Gratitude makes sense of our past, brings peace for today, and creates a vision for tomorrow. ~ Melody Beattie
It’s officially been more than half my life that my mom has been gone. It was difficult coming to terms with that day when I would say that I’ve been without my mom longer than being with her. And after 22 years you’d think I’ve have sorted through all these feelings.
Unfortunately, no. I still miss my mom every day. I missed her being at my wedding. She wasn’t there to become a grandma when BabyGirl was born. And now she’s not here to help me with my Grandma, her mother. There’s no one but me to care for my Grandma. And while my Grandma’s quite independent at 93, being in my 40s means I’m in a very different place in my life than where my mom would be if she were alive. My mom would be in her late 60s with much different obligations for her time.

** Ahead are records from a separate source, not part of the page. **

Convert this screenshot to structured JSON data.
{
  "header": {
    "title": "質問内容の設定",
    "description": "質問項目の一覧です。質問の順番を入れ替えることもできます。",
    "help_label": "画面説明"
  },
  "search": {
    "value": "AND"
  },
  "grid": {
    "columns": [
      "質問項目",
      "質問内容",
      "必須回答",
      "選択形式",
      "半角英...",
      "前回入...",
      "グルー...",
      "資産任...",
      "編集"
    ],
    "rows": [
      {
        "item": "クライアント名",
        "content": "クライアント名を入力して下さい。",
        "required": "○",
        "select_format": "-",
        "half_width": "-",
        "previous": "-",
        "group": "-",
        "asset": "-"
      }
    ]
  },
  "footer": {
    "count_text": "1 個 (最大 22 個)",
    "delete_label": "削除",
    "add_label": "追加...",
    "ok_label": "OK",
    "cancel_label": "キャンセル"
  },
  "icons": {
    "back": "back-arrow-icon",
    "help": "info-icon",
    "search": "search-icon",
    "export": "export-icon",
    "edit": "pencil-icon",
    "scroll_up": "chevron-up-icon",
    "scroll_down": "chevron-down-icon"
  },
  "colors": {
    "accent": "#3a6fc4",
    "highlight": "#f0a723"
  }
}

Me? I have a 10 year old child who is very involved in violin and karate and school and just being 10. Taking care of a tween is time-consuming. It’s supposed to be. Parenting is a full-time job. I also have a “real” job as a lawyer and despite my Grandma telling people I’m a lawyer she doesn’t think I actually work with clients because I don’t talk about it. Well, uh, no I don’t. Those little things called confidentiality and attorney/client privilege don’t really allow for that. So, to her, I don’t work.
And while when she was in her 40s and volunteered, she can’t seem to understand I do the same and that takes time. I sit on the board of 2 non-profits, teach math to precocious kids, and work with a national organization to advocate for kids. Again, because I don’t blather on and on about me, me, me then I must be sitting at home eating bon-bons. And this blog? She has no understanding of the internet and despite having explained and shown it’s just some “computer thing” I do.
I don’t say these things to paint my Grandma in a negative light. She’s 93 and has memory issues related to vascular dementia. It’s what I have to deal with. It creates a lot of problems because I try to give her autonomy and independence but it just ends up with me having to clean up after her with regard to financial and medical decisions.
For the past few months I’ve been working really hard at not being mad at my mom for dying. I know she didn’t do it on purpose. I know she would rather have lived than end up in a coma for 6-weeks while her family fought over how to allow her to die. I know she would be taking care of my grandma and asking me for advice rather than demanding my time, being passive aggressive about my help, and telling people that I don’t do anything to help, like my Grandma does.
I miss my mom terribly. I think about the “if” and how it would be easier for me. That if she were here I wouldn’t be up at 2am working because I spend 5 hours dealing with the doctors and pharmacy. If she were here I wouldn’t have to hear that I’ve moved my Grandma to a prison and took her car away.
But she’s not here and I can’t change what my life is now. You see, I’m not a mean granddaughter. I call almost every day, but then she thinks I’m checking up on her too often. I do her errands, take her shopping, to lunch, have her over for dinner. And I do all of this because I love my Grandmother and I know this is what needs to be done.
So I tune out the negative that seeps in from my Grandma and I fight back the sadness and anger I feel because my mom died more than half my life ago. When I start to hear myself thinking I shouldn’t have to be doing this, I try to stop myself from going down that path. It’s more a slippery slope than a path, really. No, I shouldn’t have to do this. But if not me, then who? There’s no one left.
And so I remind myself that every night her brother will call her and tell her what a great granddaughter she has. And I realize how fortunate I am and that it’s OK sometimes to be mad that my mom died and isn’t here. That she may have left, but I have someone who knows I’m doing my best and who appreciates the sacrifices I’m making to ensure his sister enjoys these last years of her life. I miss my mom, and I think she understands the times when I’m mad she died.
Photo Credit: Tiger Girl, Licensed under Creative Commons